"So what are you going to suggest?" he asked at length.
Gaby shifted in her seat. "Oh, a combination of things. Some weird weather patterns, to punish them for what they've done to the planet's ecosystem. Perhaps a new disease, or a resurgence of an old scourge long since thought eradicated, to get them for their immorality and their smug complacency. Some mindless ethnic strife...unleash discontent among the underclass...I'm sure we'll come up with something. In fact, simply withdrawing all aid might do the trick."
"You mean like those petty embargoes they seem so fond of?"
"Precisely. Once they get a taste of how truly insignificant they are, they might realize what they've squandered. People who recover from near-death experiences know the feeling...unfortunately, it's a little too difficult to bring an entire civilization through a 'near-death' experience. They simply don't agree enough to have it make a difference. Why, I'd go so far as to bet that they'd be disagreeing over the sort of experience they'd had. They take too much interest in celebrating their differences--be it religious, ethnic, racial, or even among siblings. They have turned the natural instinct for self-preservation into an art form, calling self-centeredness unique and promoting it as the highest form of virtue! Mike, please, let's not debate it further--they've proven their worth. We adjust other populations when they get out of whack--this is really no different."
Mike remained unconvinced. "But wholesale eradication--? For pity's sake, Gaby--"
"They have done no less, to others far less offensive, in the name of Progress," she reminded him. "They have transgressed the laws by which all other living things must abide. They must be punished." Then she sighed, and hefted her satchel over her shoulder as she rose from the table. "I just hope the boss will see it that way. He has this little problem about second chances..."
"You know the whole saurian episode still bothers him," Mike confided as he dropped a few coins onto the tray for the waitress who was eyeing them as she languidly made a futile attempt to clean one of the tables across the room.
"That was a gross miscalculation of scale," Gaby replied, "and if he'd listened to me then, well--"
"Don't be sanctimonious," Mike grumbled. He paused to gaze at the slabs of pie revolving slowly inside a glass display case next to the register, and heaved a wistful sigh.
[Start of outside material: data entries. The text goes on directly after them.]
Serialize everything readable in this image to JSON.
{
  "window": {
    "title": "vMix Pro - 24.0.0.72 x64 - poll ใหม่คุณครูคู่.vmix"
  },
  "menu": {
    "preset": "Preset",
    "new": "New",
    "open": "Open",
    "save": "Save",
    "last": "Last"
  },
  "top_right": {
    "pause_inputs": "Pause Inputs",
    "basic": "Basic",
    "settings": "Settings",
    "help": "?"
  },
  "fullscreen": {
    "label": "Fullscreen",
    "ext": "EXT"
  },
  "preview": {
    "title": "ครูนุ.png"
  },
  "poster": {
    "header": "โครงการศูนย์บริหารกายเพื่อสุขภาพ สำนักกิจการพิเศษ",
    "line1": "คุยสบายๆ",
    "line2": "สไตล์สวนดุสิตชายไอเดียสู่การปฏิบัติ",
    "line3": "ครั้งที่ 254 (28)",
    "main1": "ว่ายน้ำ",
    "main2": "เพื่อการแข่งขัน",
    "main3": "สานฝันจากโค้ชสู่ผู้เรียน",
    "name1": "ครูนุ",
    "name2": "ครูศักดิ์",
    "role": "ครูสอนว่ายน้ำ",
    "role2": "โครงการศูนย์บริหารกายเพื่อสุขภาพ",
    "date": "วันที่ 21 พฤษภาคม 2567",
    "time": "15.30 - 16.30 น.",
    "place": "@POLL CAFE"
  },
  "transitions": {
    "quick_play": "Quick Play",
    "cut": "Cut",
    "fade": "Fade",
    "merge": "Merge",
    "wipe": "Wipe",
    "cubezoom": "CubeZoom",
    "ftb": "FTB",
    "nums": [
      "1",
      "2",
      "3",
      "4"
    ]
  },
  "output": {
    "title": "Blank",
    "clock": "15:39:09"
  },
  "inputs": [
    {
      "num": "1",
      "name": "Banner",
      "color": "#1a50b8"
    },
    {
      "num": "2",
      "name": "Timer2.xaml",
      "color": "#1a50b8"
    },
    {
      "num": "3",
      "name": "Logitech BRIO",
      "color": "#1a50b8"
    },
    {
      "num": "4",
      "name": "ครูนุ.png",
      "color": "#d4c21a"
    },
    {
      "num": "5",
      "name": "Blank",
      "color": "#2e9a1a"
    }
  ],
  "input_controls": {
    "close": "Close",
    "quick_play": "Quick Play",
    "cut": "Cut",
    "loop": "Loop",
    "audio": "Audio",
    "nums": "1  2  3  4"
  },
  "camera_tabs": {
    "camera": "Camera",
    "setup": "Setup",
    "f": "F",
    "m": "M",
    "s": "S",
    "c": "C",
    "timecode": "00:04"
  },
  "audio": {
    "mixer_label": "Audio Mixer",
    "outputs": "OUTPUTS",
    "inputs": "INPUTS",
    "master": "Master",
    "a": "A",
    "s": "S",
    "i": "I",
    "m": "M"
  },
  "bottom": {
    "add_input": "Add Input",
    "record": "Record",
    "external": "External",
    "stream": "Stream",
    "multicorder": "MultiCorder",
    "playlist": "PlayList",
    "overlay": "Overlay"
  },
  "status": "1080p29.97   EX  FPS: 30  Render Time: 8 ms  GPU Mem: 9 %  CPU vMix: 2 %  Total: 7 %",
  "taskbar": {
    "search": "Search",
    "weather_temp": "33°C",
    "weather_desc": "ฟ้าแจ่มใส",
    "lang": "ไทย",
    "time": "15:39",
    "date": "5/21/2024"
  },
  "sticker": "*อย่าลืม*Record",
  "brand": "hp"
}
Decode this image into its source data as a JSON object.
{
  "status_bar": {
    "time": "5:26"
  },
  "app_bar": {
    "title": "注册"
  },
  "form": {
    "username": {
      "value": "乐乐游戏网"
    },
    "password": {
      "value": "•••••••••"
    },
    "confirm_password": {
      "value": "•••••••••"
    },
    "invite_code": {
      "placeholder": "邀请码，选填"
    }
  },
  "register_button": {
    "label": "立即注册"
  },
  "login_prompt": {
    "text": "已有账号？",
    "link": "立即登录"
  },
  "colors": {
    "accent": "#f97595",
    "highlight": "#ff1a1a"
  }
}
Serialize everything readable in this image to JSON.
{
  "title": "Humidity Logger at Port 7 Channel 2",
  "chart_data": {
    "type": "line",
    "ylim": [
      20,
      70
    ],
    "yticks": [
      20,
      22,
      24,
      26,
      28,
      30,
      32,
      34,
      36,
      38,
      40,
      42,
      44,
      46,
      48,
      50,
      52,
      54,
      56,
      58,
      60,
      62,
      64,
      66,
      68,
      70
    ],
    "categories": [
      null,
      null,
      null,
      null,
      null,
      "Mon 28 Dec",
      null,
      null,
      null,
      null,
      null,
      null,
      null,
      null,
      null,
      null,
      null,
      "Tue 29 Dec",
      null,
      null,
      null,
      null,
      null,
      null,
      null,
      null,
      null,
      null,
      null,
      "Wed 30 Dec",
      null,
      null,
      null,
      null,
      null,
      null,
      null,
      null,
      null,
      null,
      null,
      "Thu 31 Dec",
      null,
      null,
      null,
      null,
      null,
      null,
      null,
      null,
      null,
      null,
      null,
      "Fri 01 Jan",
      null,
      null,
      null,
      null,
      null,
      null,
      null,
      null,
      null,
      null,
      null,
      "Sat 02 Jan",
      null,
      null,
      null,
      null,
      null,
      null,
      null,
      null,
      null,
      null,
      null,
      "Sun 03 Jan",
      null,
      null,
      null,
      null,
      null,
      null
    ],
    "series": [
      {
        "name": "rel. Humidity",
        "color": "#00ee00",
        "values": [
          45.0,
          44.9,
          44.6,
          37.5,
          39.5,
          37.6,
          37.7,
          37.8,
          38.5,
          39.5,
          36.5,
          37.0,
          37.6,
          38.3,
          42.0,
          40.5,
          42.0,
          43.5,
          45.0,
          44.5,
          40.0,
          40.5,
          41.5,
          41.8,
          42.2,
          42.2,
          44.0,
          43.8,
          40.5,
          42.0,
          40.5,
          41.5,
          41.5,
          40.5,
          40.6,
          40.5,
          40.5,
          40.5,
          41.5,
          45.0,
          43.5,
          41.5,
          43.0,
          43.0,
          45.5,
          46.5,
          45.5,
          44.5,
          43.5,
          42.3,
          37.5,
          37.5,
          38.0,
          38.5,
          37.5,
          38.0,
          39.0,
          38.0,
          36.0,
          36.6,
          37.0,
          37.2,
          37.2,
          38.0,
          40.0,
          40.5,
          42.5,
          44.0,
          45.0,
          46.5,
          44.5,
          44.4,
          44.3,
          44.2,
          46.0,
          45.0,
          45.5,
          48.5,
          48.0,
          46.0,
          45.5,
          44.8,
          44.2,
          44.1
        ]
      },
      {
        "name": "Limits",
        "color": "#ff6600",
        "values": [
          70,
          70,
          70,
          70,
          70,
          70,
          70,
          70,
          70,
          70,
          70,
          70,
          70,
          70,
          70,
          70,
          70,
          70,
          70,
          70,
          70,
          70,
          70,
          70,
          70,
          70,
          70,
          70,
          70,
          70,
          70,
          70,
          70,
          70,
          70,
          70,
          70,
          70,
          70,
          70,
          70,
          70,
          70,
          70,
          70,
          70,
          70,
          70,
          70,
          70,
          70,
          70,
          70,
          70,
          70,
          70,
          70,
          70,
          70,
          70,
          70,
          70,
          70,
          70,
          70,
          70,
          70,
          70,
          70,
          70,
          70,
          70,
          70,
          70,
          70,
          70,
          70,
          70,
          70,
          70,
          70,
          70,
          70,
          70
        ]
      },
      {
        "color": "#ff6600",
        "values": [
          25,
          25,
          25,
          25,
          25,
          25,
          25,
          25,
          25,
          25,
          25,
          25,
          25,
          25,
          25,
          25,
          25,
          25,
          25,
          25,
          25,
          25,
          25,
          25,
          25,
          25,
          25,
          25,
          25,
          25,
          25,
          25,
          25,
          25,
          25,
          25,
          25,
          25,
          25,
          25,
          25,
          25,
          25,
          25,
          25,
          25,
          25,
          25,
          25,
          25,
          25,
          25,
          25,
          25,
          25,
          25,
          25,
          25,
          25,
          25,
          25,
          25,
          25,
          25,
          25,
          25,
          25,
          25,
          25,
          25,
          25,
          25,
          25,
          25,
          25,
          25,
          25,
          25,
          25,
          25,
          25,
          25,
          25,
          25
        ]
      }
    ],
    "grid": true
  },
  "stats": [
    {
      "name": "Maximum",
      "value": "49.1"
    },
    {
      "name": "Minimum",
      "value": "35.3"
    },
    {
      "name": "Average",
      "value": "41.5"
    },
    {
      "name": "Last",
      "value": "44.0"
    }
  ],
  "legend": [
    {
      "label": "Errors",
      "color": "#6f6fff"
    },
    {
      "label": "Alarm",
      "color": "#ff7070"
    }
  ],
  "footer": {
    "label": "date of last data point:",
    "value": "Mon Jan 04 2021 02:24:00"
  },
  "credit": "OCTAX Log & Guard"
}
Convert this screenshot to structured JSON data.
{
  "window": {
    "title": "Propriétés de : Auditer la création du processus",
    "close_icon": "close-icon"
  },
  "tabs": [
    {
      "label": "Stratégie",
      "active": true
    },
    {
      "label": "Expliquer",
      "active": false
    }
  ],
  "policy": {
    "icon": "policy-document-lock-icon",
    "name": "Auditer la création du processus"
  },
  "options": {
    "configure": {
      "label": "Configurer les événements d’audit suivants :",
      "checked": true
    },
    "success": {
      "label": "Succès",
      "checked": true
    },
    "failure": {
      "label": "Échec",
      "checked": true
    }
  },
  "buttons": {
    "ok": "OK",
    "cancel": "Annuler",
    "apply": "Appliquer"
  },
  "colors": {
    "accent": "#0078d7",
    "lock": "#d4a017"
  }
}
"I'm really going to miss pecan pie," he decided.
Gaby cast him a disgusted sneer, then reached her hand through the glass and pulled out an entire pie, which she placed in his fingers with a firm flourish.
"Make it last," she advised, and they sauntered out into the fog-enshrouded night.